Regulations to protect people from falling drones moved a little closer to takeoff at the European Parliament on Thursday.
Ensuring drone safety took on a new urgency this week, with GoPro’s recall of its Karma drone after unexplained mid-air power failures caused a number of them to drop out of the sky.
Under the European Union’s proposed regulations, drones will have to be registered so that their owners can be identified. While that won’t in itself stop drones from falling, it could lead pilots to take their responsibilities more seriously, legislators hope.
A 1-kilogram drone like the Karma falling from as little as 11 meters (around three stories) could kill even someone wearing a safety helmet, according to a calculator developed by the Dropped Object Prevention Scheme, which promotes safety in the oil and gas industry.
Parliament wants to set the threshold for drone registration at 250 grams, almost twice the weight of an iPhone 7. Drones weighing less than that would probably have to fall on someone wearing protective headgear from 40 meters (12 stories) or more to cause a fatality, according to the DROPS calculator — but a careless or irresponsible drone pilot wouldn’t need to kill someone to find themselves in trouble. Much shorter drops could cause injury or property damage.
Legislators are hoping to remove other risks with the regulations, including terrorism. They believe that requiring drones to be identifiable and registered will be sufficient to prevent their use in deliberate attacks.
The regulations, when they enter effect, will give additional powers to the EU’s executive body, the European Commission, to set rules on maximum operating altitudes and no-fly zones, and to require manufacturers to enforce such rules in drone software.
Parliament’s transport committee gave its support to the draft drone regulations as part of an update of the EU’s civil aviation safety rules, which apply only to aircraft weighing over 150 kg, whether piloted or not. Lighter craft are covered by national laws today.

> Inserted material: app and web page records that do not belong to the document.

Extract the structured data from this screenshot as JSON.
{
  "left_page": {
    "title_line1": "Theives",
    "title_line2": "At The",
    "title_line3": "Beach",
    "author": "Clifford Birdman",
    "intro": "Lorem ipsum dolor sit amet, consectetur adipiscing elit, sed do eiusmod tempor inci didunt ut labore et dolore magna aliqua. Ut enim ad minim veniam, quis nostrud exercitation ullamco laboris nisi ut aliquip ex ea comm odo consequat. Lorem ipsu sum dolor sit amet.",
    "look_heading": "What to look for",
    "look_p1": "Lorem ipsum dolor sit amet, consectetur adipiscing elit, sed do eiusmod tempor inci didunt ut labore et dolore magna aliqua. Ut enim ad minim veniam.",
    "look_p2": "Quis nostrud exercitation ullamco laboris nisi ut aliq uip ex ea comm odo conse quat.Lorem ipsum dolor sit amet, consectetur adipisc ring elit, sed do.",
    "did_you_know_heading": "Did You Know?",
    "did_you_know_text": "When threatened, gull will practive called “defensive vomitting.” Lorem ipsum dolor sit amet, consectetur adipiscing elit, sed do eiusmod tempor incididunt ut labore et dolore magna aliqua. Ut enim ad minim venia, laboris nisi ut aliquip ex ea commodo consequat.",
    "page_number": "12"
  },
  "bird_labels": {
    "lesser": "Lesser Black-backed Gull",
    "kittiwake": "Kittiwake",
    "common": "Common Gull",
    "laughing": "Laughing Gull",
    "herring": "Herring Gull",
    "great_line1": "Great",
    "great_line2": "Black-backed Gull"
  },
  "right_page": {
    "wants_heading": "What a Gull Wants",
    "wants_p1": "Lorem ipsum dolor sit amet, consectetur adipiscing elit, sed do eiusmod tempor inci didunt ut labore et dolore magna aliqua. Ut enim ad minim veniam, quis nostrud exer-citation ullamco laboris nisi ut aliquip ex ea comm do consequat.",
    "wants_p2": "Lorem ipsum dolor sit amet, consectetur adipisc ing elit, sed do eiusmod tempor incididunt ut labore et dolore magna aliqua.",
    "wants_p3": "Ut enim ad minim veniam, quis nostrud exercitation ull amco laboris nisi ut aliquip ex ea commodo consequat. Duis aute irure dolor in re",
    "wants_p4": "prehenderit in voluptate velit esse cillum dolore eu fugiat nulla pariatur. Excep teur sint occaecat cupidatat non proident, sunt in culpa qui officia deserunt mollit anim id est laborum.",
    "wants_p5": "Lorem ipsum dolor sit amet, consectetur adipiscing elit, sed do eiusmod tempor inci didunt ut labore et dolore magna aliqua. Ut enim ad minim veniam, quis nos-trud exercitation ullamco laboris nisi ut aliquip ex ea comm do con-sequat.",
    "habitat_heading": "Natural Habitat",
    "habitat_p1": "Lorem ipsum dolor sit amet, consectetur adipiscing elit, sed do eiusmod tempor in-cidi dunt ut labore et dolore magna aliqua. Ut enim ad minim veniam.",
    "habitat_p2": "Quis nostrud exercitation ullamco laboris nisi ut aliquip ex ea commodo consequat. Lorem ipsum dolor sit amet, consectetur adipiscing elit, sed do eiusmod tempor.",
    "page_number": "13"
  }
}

Parliament must now reach agreement on a final draft with the European Council, which is composed of the heads of the states who currently legislate on drone use in the EU’s 28 member countries.
The Commission hopes that, by legislating to make European drones safer, it can boost to the continent’s aviation industry. It forecasts that the civil drone market will be worth about €15 billion (US$16.3 billion) annually within 10 years, and that it will employ around 150,000 Europeans within 25 years.